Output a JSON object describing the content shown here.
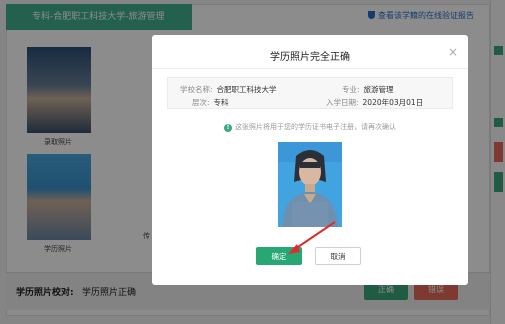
{
  "background": {
    "banner_text": "专科-合肥职工科技大学-旅游管理",
    "verify_link": "查看该学籍的在线验证报告",
    "photo1_caption": "录取照片",
    "photo2_caption": "学历照片",
    "side_text": "传",
    "bottom_label": "学历照片校对:",
    "bottom_value": "学历照片正确",
    "confirm_btn": "正确",
    "error_btn": "错误"
  },
  "modal": {
    "title": "学历照片完全正确",
    "close_icon": "×",
    "school_label": "学校名称:",
    "school_value": "合肥职工科技大学",
    "major_label": "专业:",
    "major_value": "旅游管理",
    "level_label": "层次:",
    "level_value": "专科",
    "enroll_label": "入学日期:",
    "enroll_value": "2020年03月01日",
    "notice_icon": "!",
    "notice_text": "这张照片将用于您的学历证书电子注册，请再次确认",
    "confirm_label": "确定",
    "cancel_label": "取消"
  },
  "colors": {
    "accent_green": "#27a774",
    "banner_green": "#41b08e",
    "link_blue": "#2d6cc9",
    "arrow_red": "#e02b2b"
  }
}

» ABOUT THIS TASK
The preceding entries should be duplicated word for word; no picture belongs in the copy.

» RESULT OF THIS TASK
Output a JSON object describing the content shown here.
{
  "background": {
    "banner_text": "专科-合肥职工科技大学-旅游管理",
    "verify_link": "查看该学籍的在线验证报告",
    "photo1_caption": "录取照片",
    "photo2_caption": "学历照片",
    "side_text": "传",
    "bottom_label": "学历照片校对:",
    "bottom_value": "学历照片正确",
    "confirm_btn": "正确",
    "error_btn": "错误"
  },
  "modal": {
    "title": "学历照片完全正确",
    "close_icon": "×",
    "school_label": "学校名称:",
    "school_value": "合肥职工科技大学",
    "major_label": "专业:",
    "major_value": "旅游管理",
    "level_label": "层次:",
    "level_value": "专科",
    "enroll_label": "入学日期:",
    "enroll_value": "2020年03月01日",
    "notice_icon": "!",
    "notice_text": "这张照片将用于您的学历证书电子注册，请再次确认",
    "confirm_label": "确定",
    "cancel_label": "取消"
  },
  "colors": {
    "accent_green": "#27a774",
    "banner_green": "#41b08e",
    "link_blue": "#2d6cc9",
    "arrow_red": "#e02b2b"
  }
}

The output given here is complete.